Florists are the people that save half of the UK’s young men whenever it’s Mother’s Day, but there's so much more to this profession than the geezer shouting ‘GET YA LILIES’ at you whenever you walk down the High Street.

Florists use their creative juices and knowledge of flowers to design and create arrangements which are then sold to the general public for a variety of uses – everyone loves flowers and they’re a versatile bunch (pun intended!)

Day-to-day, you’d have to help your customers select what they’re looking for, create bespoke bouquets of flowers for customers as well as designing arrangements to be sold as they are. There are exhibitions to create and attend, advice to give out on how to maintain the flowers you’re selling and, of course, helping to maintain the stock and accounts of the business as a whole.

 

Salary & benefits

Starting salaries in a junior role would normally fall in line with the National Minimum Wage, which depends on your age and location. However, with experience, the best florists attract regular work for events and occasions, and therefore can earn up to £25,000 a year.

Earnings for independent florists can fluctuate highly, because of the unpredictable nature of the job, but the best florists are highly sought after and have a loyal customer base who always return, so there is scope for earning even higher amounts.

Working hours

Within a florist’s shop, a junior florist would expect to work regular hours, although there may be some work on weekends and late-opening shops are reasonably common.

With deliveries coming early in the morning, or a pick-up to be made, this can make for long days, and much of it will be spent on your feet, conversing with customers or creating floral designs on the workbench.

Entry

To get a job with a florist, enthusiasm for the profession is perhaps the most key trait, alongside a key eye for design and a willingness to learn.
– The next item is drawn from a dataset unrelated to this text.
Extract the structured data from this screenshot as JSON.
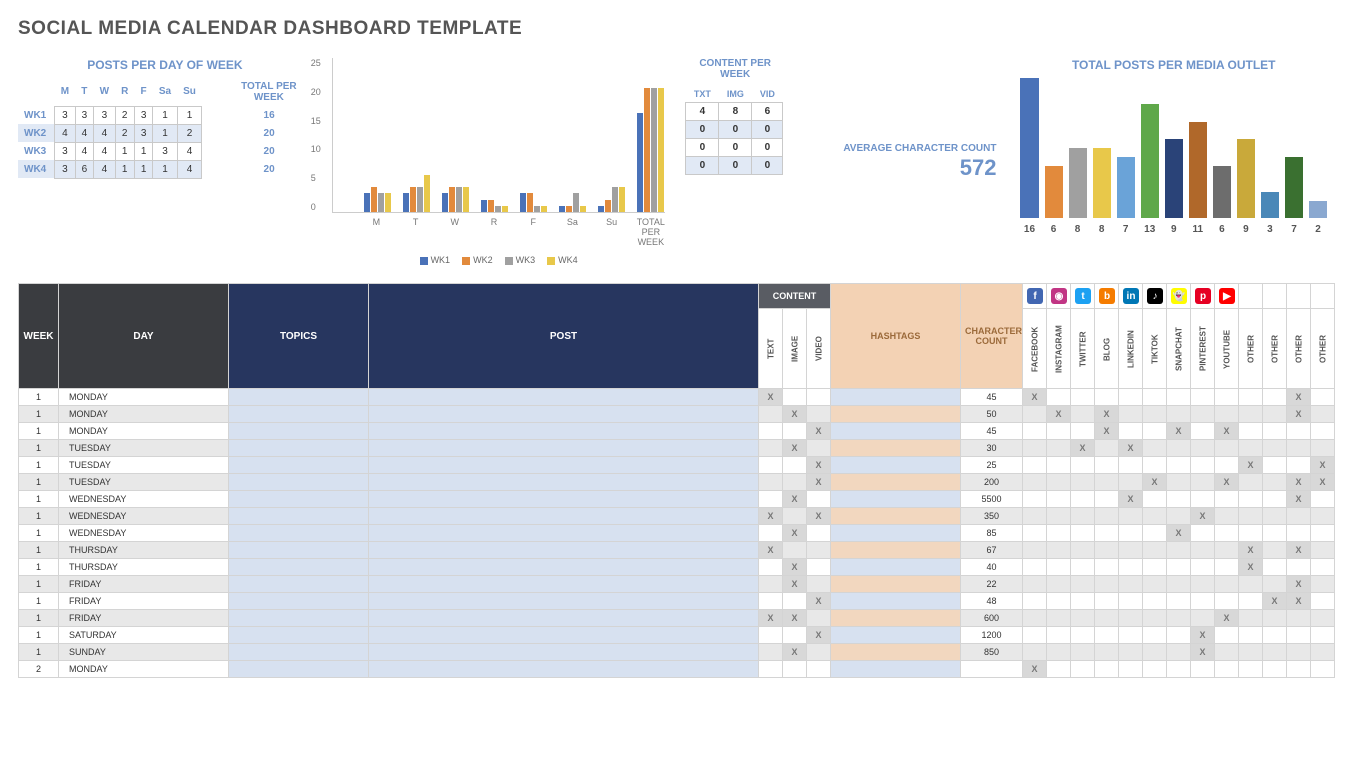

You’ll also need good interpersonal and communicative skills to interact with customers and understand what they’re asking for, as well as a flair for working with plants.

Training & progression

This is a job where it is common to find work with an established florist and then train with them whilst on the job, but floristry courses are held at colleges around the country and many florists begin in flower arranging societies, where they hone their skills at floral design.

There are also various apprenticeships schemes related to the profession – at Lantra (the Land-based and Environmental sector) there are a whole host of schemes available in different areas of floristry.